■ Supplied records ■
"""

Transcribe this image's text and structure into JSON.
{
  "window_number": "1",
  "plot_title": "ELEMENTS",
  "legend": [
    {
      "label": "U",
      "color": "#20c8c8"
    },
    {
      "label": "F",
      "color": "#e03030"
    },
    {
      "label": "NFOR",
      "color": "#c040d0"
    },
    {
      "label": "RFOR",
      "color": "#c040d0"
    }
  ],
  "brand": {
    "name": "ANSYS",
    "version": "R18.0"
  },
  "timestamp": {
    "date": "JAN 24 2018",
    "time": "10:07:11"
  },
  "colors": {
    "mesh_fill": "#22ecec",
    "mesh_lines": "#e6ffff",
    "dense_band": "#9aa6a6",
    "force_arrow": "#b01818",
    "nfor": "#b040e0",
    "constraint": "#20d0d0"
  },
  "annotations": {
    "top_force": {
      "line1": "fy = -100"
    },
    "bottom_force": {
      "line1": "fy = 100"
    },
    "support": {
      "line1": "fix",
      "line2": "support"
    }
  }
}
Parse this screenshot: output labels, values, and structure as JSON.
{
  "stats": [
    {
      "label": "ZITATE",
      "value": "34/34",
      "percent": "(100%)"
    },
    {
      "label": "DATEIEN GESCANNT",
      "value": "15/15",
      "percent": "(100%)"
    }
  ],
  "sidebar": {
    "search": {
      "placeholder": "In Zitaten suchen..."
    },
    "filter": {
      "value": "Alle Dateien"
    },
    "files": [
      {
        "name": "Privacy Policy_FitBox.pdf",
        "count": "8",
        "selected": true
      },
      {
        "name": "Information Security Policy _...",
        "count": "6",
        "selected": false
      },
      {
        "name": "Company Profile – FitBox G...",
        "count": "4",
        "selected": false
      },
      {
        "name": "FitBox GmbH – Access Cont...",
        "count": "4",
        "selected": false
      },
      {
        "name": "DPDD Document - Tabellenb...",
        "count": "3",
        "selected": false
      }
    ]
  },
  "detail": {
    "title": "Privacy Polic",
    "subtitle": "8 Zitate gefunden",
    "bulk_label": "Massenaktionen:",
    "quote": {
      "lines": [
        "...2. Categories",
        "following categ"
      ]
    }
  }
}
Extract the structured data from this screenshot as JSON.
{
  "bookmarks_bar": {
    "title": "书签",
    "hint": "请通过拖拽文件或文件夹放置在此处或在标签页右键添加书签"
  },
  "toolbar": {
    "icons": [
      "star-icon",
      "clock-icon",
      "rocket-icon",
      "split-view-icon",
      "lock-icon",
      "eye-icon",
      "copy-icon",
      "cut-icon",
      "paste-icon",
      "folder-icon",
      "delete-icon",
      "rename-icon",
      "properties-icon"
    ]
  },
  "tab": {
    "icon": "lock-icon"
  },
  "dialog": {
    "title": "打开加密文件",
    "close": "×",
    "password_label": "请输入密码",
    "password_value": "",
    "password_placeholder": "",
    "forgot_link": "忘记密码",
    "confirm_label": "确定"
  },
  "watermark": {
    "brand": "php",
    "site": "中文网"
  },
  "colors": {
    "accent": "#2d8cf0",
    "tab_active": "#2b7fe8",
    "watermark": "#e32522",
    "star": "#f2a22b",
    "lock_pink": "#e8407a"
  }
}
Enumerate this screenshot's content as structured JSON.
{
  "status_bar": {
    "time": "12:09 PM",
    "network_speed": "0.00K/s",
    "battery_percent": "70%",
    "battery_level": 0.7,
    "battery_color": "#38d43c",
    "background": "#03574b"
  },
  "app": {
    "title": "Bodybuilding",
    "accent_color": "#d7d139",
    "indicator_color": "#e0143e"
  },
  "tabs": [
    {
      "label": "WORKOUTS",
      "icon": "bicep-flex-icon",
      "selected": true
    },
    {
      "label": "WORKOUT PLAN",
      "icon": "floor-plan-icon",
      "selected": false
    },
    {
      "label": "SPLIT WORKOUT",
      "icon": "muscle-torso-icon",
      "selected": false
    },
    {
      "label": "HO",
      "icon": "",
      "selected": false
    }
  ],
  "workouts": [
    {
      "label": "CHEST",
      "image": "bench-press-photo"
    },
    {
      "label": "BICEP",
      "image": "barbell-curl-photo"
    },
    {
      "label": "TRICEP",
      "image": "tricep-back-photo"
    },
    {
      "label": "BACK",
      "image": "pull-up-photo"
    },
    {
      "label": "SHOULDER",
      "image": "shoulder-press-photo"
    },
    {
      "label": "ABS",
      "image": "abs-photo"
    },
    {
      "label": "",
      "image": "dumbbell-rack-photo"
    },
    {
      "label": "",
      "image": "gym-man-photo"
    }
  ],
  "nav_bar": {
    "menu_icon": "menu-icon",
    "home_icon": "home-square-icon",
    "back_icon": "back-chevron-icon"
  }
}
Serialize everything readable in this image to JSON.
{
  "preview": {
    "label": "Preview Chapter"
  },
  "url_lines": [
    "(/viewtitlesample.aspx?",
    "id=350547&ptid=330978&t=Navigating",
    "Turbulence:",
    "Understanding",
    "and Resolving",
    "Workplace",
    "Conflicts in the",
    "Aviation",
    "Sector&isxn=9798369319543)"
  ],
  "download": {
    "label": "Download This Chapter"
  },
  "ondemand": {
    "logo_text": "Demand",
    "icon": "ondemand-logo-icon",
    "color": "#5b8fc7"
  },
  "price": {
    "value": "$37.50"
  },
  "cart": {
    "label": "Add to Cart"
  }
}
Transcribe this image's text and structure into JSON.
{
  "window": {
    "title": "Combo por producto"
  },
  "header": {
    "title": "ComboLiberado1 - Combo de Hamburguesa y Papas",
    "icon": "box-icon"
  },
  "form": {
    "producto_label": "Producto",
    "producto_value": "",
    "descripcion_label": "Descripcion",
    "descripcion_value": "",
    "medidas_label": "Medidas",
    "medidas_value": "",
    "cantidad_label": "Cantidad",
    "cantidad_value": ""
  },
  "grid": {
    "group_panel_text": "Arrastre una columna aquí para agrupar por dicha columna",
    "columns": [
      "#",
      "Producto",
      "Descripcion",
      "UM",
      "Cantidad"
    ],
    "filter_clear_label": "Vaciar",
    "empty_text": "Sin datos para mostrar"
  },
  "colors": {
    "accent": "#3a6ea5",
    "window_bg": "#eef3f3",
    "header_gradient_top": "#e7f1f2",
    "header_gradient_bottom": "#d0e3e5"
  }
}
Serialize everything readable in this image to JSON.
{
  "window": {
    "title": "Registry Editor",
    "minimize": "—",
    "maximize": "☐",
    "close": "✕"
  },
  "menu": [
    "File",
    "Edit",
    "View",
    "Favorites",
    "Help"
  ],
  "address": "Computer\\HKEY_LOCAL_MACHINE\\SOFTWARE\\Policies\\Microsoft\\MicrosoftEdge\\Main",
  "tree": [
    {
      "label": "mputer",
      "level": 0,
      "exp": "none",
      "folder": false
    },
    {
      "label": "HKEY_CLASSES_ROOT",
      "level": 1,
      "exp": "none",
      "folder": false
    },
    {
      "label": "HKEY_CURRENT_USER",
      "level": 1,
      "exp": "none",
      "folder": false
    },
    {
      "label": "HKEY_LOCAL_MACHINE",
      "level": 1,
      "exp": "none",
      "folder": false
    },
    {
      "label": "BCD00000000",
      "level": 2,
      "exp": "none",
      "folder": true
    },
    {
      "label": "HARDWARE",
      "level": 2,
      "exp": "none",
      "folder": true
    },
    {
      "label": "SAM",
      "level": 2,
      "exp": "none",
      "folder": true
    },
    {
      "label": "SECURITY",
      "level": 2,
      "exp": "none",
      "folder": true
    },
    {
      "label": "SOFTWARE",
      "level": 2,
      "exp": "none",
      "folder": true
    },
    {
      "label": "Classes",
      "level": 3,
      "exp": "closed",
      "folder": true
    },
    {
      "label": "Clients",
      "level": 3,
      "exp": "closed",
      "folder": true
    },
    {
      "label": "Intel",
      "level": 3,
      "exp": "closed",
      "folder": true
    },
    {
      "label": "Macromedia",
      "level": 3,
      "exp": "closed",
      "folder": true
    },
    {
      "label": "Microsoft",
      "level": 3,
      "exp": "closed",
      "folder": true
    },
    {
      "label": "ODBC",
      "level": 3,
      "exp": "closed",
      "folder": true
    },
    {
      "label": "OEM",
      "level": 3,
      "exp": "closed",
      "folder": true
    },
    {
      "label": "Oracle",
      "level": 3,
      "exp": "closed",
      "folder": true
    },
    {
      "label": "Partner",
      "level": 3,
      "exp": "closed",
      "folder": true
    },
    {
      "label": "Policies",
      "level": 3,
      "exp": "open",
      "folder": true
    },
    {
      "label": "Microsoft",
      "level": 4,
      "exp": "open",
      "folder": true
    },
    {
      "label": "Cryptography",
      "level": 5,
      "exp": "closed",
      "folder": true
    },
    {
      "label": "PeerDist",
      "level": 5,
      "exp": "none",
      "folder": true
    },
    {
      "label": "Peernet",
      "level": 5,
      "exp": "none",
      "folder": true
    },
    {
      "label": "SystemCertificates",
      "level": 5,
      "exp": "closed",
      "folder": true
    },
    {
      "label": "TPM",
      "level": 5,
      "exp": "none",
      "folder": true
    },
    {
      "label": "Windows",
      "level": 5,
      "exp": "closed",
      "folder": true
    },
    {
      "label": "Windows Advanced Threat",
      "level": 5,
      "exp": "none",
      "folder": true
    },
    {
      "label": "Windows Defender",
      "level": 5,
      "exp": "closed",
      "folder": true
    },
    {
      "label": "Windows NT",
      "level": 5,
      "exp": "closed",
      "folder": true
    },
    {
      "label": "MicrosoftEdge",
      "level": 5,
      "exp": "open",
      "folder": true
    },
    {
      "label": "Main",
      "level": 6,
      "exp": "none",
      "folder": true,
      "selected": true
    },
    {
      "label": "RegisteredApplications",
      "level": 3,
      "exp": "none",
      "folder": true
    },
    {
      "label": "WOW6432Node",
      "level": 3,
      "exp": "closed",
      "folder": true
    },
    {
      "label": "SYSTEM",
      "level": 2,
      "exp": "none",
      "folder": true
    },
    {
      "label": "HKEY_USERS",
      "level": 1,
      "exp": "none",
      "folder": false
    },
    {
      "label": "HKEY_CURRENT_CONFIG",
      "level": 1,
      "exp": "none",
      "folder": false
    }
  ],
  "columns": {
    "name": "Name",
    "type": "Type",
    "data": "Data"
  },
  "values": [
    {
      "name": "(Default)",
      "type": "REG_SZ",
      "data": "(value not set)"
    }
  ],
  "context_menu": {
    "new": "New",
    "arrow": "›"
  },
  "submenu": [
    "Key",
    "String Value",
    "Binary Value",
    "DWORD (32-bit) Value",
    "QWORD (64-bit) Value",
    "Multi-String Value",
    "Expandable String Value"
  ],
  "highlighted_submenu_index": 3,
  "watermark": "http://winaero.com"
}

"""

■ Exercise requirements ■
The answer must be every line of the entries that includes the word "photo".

■ The answer ■
      "image": "bench-press-photo"
      "image": "barbell-curl-photo"
      "image": "tricep-back-photo"
      "image": "pull-up-photo"
      "image": "shoulder-press-photo"
      "image": "abs-photo"
      "image": "dumbbell-rack-photo"
      "image": "gym-man-photo"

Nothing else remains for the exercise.